Data about app and page elements:
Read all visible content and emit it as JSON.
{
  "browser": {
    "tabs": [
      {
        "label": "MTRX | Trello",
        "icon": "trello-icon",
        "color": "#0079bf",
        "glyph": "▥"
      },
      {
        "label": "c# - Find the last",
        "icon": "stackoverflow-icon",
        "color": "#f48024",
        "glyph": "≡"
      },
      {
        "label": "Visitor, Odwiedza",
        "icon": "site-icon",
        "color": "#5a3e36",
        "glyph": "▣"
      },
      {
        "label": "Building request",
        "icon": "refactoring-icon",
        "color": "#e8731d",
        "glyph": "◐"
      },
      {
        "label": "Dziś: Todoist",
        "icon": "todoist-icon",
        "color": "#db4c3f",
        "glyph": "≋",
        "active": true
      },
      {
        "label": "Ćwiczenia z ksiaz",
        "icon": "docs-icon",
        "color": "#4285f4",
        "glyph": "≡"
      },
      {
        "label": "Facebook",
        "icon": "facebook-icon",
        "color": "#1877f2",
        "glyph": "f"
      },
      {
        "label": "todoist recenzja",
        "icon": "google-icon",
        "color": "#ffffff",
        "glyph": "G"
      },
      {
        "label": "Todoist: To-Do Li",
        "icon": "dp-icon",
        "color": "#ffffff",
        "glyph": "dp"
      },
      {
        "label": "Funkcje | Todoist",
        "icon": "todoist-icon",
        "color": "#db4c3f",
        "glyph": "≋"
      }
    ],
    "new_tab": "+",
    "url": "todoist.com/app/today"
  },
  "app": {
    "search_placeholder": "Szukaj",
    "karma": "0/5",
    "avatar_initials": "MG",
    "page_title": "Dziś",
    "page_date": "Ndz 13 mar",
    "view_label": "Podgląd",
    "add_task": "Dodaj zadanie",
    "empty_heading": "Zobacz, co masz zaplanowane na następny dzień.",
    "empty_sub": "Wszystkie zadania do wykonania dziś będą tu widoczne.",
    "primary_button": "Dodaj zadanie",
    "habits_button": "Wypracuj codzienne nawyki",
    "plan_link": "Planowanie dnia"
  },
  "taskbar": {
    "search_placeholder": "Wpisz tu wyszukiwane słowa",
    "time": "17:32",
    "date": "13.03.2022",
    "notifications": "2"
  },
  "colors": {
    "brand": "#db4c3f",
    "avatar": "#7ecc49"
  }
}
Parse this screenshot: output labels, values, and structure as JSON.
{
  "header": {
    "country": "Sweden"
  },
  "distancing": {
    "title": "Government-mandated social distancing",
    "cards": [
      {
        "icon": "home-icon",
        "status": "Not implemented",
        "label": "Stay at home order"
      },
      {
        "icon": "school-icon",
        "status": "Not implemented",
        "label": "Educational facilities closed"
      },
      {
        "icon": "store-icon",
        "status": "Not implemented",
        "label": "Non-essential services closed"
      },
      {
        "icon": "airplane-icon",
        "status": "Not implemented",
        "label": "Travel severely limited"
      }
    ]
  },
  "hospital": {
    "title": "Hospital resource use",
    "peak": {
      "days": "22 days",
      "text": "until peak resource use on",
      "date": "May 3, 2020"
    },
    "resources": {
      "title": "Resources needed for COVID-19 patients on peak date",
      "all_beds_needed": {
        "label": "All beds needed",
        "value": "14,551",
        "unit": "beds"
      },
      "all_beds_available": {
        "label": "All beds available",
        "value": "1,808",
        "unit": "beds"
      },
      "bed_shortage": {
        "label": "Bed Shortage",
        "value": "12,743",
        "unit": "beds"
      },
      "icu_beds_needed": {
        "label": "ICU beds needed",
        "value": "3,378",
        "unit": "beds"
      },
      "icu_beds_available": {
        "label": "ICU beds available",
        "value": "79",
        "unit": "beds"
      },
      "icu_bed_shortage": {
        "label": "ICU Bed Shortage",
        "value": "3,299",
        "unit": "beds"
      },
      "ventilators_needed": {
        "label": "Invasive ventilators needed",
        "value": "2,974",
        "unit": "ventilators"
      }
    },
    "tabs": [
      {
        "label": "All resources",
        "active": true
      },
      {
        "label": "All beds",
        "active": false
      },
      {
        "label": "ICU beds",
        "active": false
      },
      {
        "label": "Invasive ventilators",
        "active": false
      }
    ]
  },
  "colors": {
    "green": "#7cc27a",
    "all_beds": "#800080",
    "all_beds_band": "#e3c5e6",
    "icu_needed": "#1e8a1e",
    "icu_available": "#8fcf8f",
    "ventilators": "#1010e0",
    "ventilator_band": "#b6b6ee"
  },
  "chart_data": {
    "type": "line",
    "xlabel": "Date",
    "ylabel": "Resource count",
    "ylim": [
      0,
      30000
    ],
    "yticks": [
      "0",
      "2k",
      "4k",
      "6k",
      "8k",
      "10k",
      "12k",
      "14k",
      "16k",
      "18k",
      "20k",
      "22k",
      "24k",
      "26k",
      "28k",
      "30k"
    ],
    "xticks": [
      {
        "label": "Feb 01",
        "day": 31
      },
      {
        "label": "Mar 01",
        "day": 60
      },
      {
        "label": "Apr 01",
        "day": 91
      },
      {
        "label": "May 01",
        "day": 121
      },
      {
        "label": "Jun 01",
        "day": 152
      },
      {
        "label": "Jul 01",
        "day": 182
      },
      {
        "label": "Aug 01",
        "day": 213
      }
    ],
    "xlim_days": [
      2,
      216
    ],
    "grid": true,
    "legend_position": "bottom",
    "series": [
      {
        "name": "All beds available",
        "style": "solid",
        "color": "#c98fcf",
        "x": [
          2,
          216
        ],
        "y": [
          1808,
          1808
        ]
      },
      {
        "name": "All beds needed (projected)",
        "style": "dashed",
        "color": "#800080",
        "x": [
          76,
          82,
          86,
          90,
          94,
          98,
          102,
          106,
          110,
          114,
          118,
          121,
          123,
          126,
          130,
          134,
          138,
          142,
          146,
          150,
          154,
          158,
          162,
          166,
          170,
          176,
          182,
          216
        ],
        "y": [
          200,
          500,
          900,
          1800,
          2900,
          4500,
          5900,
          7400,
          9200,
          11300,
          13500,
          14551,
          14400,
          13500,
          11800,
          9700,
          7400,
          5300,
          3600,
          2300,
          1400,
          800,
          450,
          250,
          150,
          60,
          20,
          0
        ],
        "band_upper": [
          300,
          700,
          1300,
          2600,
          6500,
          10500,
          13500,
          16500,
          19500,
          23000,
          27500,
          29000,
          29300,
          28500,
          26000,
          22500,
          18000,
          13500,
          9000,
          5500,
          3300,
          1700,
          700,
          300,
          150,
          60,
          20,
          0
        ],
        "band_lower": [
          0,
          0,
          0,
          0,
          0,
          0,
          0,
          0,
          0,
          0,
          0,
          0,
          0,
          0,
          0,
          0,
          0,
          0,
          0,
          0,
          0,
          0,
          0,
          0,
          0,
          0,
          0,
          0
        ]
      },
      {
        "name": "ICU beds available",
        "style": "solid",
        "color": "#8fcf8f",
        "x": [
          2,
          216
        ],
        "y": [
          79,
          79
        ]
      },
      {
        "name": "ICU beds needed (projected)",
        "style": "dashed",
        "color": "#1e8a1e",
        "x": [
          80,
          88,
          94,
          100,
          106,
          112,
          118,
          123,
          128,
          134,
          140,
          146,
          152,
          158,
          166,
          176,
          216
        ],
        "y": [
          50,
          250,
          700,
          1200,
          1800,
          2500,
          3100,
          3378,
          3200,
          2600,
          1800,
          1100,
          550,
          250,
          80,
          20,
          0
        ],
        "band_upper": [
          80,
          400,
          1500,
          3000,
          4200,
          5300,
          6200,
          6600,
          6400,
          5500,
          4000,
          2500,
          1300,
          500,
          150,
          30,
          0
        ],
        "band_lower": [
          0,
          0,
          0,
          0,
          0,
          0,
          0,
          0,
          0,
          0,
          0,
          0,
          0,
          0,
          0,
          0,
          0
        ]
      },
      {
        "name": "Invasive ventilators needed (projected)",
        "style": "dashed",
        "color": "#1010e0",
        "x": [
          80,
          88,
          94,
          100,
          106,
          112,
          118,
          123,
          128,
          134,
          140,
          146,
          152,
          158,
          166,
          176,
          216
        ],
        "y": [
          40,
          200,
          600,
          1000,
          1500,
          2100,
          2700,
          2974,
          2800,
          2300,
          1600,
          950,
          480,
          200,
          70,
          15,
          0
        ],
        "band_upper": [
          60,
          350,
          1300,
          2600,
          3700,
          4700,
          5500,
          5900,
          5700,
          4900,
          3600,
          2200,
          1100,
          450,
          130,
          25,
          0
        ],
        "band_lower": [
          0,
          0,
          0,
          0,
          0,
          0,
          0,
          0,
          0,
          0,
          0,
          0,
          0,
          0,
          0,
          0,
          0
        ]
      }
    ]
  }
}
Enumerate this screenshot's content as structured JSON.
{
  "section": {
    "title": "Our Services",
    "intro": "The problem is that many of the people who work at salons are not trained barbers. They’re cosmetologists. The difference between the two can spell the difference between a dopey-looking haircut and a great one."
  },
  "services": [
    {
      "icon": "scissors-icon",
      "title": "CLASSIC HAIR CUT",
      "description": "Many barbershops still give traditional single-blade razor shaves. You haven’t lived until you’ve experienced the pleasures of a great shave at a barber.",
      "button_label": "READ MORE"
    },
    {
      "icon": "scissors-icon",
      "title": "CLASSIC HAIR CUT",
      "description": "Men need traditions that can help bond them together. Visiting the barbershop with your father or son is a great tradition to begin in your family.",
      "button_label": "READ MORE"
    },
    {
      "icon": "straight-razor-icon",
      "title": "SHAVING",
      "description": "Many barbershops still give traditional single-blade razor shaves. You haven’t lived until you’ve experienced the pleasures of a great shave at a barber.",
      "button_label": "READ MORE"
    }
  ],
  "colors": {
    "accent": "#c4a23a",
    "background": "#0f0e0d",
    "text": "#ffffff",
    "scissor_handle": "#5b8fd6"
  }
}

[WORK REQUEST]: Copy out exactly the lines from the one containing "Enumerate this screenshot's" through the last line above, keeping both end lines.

[YOUR SOLUTION]:
Enumerate this screenshot's content as structured JSON.
{
  "section": {
    "title": "Our Services",
    "intro": "The problem is that many of the people who work at salons are not trained barbers. They’re cosmetologists. The difference between the two can spell the difference between a dopey-looking haircut and a great one."
  },
  "services": [
    {
      "icon": "scissors-icon",
      "title": "CLASSIC HAIR CUT",
      "description": "Many barbershops still give traditional single-blade razor shaves. You haven’t lived until you’ve experienced the pleasures of a great shave at a barber.",
      "button_label": "READ MORE"
    },
    {
      "icon": "scissors-icon",
      "title": "CLASSIC HAIR CUT",
      "description": "Men need traditions that can help bond them together. Visiting the barbershop with your father or son is a great tradition to begin in your family.",
      "button_label": "READ MORE"
    },
    {
      "icon": "straight-razor-icon",
      "title": "SHAVING",
      "description": "Many barbershops still give traditional single-blade razor shaves. You haven’t lived until you’ve experienced the pleasures of a great shave at a barber.",
      "button_label": "READ MORE"
    }
  ],
  "colors": {
    "accent": "#c4a23a",
    "background": "#0f0e0d",
    "text": "#ffffff",
    "scissor_handle": "#5b8fd6"
  }
}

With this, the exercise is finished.